Update:  Chris Norman is now officially one of my heroes.  From one pudgy, middle-aged, glasses wearing geek to another, Mr. Norman -- I salute you!

Friday, August 21, 2015

Perhaps They Were From the 6th Marines

US Marines hailed as heroes for stopping French train gunman.

Update:  And, as it turned out, they were from the Air Force and the National Guard.  In a way it's touching that when two young American servicemen tackle a gunman barehanded, a train full of French passengers assumes they're Marines.

I imagine the rest of the Armed Forces finds this very annoying.

(mocking aside -- everyone should feel proud and grateful to them and to the Englishman who had a hand in it.  I imagine the full story will come out eventually.  And I wish my fellow Americans would lay off the "surrender monkey" comments).

Tuesday, August 18, 2015

This Is What You Might Call A Self-Resolving Problem

 “[Alaska Fish & Game official] Lou Cenicola reported that around 7:30 p.m. Monday, a man in a “realistic-looking” bear costume ran through a group of people standing on the side of the road bear-watching.  The man ran “waving and jumping”…trying to get the attention of a sow with cubs.  Cenicola says the man in the costume got within 5-10 feet of the cubs.

Cenicola reported that he ran toward the man to stop him, telling him he could be cited for wildlife harassment.”

I imagine that if this clown tries it often enough, a citation is going to be the least of his worries.

Monday, August 17, 2015

Saturday, August 15, 2015


Friday, August 14, 2015

Quote Of The Day

I am quite sure that to be fearless is the first requisite for a woman; everything else that is good will grow naturally out of that, as a tree has leaves and fruit and grows tall and full provided its roots have a good hold of the ground.  Bring her up to be fearless and unintimidated by frowns, hints, and conventions, and then she will be full of mercy and grace and generosity.  It is fear that turns women sour, sly, and harsh to their neighbours.  
 ~ Sylvia Townsend Warner

Thursday, August 13, 2015


Sunday, August 9, 2015

Something Different

This was the sandwich spread my mother made with the leftover butt-end when we had ham.  It wasn’t until I was a lot older that I learned most people use sweet pickles in their ham spread.

Ham Spread

1 pound of leftover ham, approx.
2 dill pickle quarters plus about 2 T juice
1/2 cup mayonnaise
2 T. French mustard
Pinch salt

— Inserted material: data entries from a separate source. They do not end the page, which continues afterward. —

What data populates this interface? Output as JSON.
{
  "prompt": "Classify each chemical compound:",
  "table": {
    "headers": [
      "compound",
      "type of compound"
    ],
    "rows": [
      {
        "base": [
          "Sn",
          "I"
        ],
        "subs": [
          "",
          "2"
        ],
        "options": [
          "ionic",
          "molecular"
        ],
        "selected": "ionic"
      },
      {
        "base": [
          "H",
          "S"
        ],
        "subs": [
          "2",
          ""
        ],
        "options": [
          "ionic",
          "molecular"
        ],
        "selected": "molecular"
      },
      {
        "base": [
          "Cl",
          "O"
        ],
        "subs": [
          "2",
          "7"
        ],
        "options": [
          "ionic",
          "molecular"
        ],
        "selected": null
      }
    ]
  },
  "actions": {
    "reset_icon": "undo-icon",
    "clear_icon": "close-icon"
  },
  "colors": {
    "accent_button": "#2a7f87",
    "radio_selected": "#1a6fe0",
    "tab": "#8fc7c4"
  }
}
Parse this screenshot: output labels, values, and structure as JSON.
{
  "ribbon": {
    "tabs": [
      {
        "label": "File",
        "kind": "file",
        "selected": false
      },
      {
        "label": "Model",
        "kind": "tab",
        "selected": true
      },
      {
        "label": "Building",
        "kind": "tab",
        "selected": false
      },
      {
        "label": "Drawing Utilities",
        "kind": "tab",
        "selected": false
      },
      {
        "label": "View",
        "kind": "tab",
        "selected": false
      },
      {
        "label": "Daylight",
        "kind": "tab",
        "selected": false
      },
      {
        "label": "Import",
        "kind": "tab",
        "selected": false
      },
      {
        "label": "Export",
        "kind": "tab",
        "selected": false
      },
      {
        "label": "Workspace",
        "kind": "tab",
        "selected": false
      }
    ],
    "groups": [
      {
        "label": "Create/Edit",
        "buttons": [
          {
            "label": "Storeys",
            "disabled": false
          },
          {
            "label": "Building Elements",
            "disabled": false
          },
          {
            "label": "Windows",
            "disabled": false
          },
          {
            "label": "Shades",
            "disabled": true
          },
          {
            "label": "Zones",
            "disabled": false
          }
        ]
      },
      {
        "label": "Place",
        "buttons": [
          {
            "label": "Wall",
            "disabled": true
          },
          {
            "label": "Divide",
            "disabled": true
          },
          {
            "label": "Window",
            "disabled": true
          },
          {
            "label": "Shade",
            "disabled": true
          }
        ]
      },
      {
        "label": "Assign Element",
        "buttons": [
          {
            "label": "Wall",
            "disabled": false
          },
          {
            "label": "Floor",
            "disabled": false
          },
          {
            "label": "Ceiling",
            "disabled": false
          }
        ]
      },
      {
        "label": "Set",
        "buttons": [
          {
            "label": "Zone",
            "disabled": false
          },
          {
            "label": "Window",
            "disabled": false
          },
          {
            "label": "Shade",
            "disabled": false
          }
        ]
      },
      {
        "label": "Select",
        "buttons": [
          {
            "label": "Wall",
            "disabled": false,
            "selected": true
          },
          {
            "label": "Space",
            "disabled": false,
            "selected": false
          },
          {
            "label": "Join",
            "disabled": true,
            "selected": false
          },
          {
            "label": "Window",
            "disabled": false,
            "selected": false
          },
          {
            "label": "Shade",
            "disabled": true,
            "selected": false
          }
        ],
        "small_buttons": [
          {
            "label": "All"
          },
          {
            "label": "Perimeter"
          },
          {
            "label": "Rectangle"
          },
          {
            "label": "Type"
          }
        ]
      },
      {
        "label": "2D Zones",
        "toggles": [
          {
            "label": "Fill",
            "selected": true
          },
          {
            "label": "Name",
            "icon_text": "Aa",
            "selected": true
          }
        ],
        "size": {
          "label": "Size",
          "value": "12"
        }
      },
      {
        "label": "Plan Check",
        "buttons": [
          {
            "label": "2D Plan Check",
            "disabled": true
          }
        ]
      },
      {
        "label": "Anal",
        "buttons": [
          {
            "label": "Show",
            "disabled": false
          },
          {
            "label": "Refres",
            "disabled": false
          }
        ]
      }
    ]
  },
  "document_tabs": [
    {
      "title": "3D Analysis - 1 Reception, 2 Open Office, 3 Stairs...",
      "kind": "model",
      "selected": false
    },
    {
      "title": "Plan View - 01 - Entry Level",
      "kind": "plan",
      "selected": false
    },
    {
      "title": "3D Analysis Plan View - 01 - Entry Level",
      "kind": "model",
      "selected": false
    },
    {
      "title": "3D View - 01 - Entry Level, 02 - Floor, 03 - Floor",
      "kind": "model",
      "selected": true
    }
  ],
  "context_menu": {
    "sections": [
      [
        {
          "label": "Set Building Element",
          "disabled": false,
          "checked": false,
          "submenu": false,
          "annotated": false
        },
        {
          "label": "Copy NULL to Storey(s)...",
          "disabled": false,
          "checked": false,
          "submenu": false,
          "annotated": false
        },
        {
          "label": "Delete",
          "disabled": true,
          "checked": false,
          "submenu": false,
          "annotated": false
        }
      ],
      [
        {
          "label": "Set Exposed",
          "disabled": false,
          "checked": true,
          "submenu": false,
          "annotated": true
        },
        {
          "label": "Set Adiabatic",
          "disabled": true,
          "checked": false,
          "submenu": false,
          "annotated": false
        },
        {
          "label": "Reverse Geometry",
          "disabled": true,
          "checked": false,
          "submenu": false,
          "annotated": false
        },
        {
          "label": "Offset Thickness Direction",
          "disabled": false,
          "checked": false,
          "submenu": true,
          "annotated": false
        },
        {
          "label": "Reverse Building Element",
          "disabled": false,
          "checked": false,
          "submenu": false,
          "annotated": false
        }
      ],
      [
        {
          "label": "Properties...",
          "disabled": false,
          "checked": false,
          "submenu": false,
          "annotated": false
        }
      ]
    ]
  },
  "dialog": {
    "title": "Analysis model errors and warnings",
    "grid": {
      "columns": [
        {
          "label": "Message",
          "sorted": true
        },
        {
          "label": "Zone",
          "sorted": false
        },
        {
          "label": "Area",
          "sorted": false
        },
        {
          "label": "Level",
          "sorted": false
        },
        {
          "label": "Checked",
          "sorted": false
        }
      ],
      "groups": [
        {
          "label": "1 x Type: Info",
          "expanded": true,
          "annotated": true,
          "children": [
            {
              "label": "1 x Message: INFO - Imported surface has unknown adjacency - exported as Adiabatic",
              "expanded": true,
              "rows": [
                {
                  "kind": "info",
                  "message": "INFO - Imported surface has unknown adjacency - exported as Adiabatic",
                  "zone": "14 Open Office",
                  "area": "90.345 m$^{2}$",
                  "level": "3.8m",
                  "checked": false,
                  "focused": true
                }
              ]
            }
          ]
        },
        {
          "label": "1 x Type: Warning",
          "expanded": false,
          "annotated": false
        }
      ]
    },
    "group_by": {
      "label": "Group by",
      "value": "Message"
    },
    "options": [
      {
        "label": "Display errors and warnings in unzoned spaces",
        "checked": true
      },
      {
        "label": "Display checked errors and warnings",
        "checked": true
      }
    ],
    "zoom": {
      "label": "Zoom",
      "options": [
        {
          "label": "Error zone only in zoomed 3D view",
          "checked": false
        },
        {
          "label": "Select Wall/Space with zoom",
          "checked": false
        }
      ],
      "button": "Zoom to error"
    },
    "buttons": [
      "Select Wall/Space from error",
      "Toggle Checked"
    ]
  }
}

Throw everything into the food processor (my mother had a hand-cranked meat chopper) and process in bursts until it is lumpy.  Don’t over-process; this isn’t intended to be a paste.

Makes great sandwiches.

Saturday, August 8, 2015


Sunday, August 2, 2015

Rhubarb, Redux

Vintage seed catalog image from Pinterest

We’ve had this pie three times so far.  The recipe (and the first pie) came from one of Brian’s retired fellow-teachers.  It’s from Taste of Home and I make it almost exactly the way they do.


4 c. sliced fresh rhubarb
4 c. boiling water
1 ½ c. sugar
3 T. all-purpose flour
1 T. quick-cooking tapioca
1 egg
2 t. cold water
Two frozen pie crusts, thawed (I use Pillsbury)
    Or dough for a double-crust pie
1 T. butter

Place rhubarb in a colander and pour over it the boiling water; allow to drain.  In a large bowl, mix the sugar, flour and tapioca.  Add drained rhubarb and toss to coat.  Let stand 15 minutes.

In a small bowl, whisk egg and cold water; stir into rhubarb mixture.

Preheat oven to 425.  Fit one pie crust into the pie dish.  Add filling, dot with butter.  Place the other pie crust over the filling, seal and flute the edge.  Cut slits in top and cover the edges of the pie dish with a strip of aluminum foil to keep it from browning too quickly.

Bake for 15 minutes and reduce heat to 325.  Bake another 15 minutes and remove the aluminum foil.  Bake for another 15 minutes or until the crust is golden brown and the filling is bubbly.  Cool on a wire rack.

With any luck, we’ll have this a few more times before the rhubarb bolts.

Saturday, August 1, 2015